A three-pronged approach to empowering the poor
Updated: Mar 26
Towards the end of 2019, WRENmedia was approached by the non-profit Actions pour l’Environnement et le Développement Durable (ACED) based in Benin, West Africa, to write its 10-Year Impact Report. This article provides a brief summary of that report, highlighting the organisation’s key achievements in sustainable development and environmental preservation to date – and the unique approach they adopted to realise these results.
With a mandate to address development challenges in Benin, ACED combines research with local action and policy change to enhance the livelihoods of local communities. Since its establishment in 2009, ACED’s initiatives have worked to improve the productivity of smallholder farmers, enhance the food security of poor urban residents, and increase access to income-generating activities through environmental preservation and youth empowerment programmes. The development of urban allotments, for example, is enabling Benin’s city residents to source their own produce and diversify their diets. The production and optimal application of organic fertiliser is increasing rural farmers’ vegetable yields and incomes. Further, ACED’s research publications are linking rural youths with accessible information on agricultural opportunities, and building the awareness of decision makers on the potential of inland fishing to provide nutritious food. Policy recommendations on topical issues, such climate adaptation and mitigation practices, are also being mainstreamed to increase smallholder resilience.
To realise its aims, the organisation has adopted a non-linear, three-pillared approach: 1) to generate robust scientific evidence to enhance understanding of the challenges faced; 2) reformulate research results into actionable policy recommendations to inform practitioners and decision-makers; and 3) collaborate with communities and other local stakeholders to implement solutions in the field. This final element helps to identify which interventions are more likely to be taken up by communities in the long-term for sustainable impact – and has proved invaluable for the success of various initiatives.
A clear example of the effectiveness of their research-policy-action strategy can be seen in ACED’s urban gardening initiative, which aimed to increase access to locally-produced, healthy vegetables in Benin’s cities. In coordination with the Amsterdam Centre for World Food Studies of the Vrije Universiteit Amsterdam and the Faculty of Agricultural Sciences at the University of Abomey-Calavi, in 2016, ACED created a framework for the development of urban allotments. Two gardens have since been established in the cities of Abomey-Calavi and Porto-Novo, and participants from vulnerable households provided with gardening equipment and training, to produce enough vegetables for home consumption and income generation. Through a randomized control trial, the gardens were found to generate around €6,000 per hectare per year, and increased the number of days over which participants consumed two or more nutritious meals. “I don’t remember the last time I bought vegetables to cook at home. Indeed, since I started farming and harvesting on my plot, I regularly provide my household with vegetables. This has greatly reduced my food expenses and given me more autonomy at home,” says Adelaide Kounoukpevi, a project participant. The initiative also developed a site allocation tool to advise the government on how to identify further suitable land for allotments to scale out the programme.

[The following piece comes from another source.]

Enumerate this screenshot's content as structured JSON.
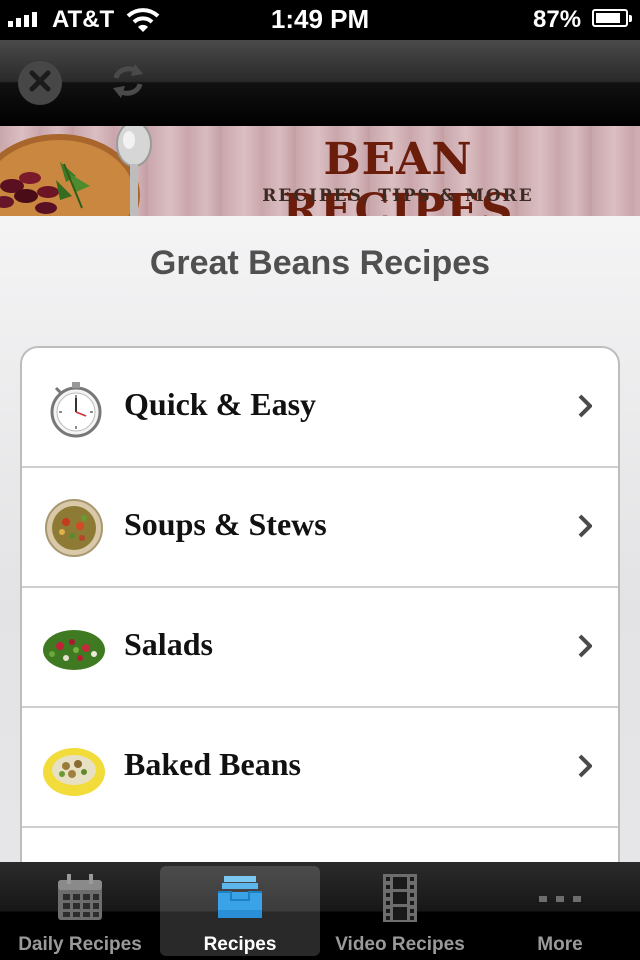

For the future, ACED aims to increase their capacities to continue to benefit local communities, as well as deliver more wide-reaching impacts to other developing countries of the West African region. Among their priorities for 2020, ACED will focus on strengthening the use of evidence in policymaking, with specific activities including the creation of a platform to increase access to scientific knowledge, and the organisation of exchange sessions between researchers and policymakers.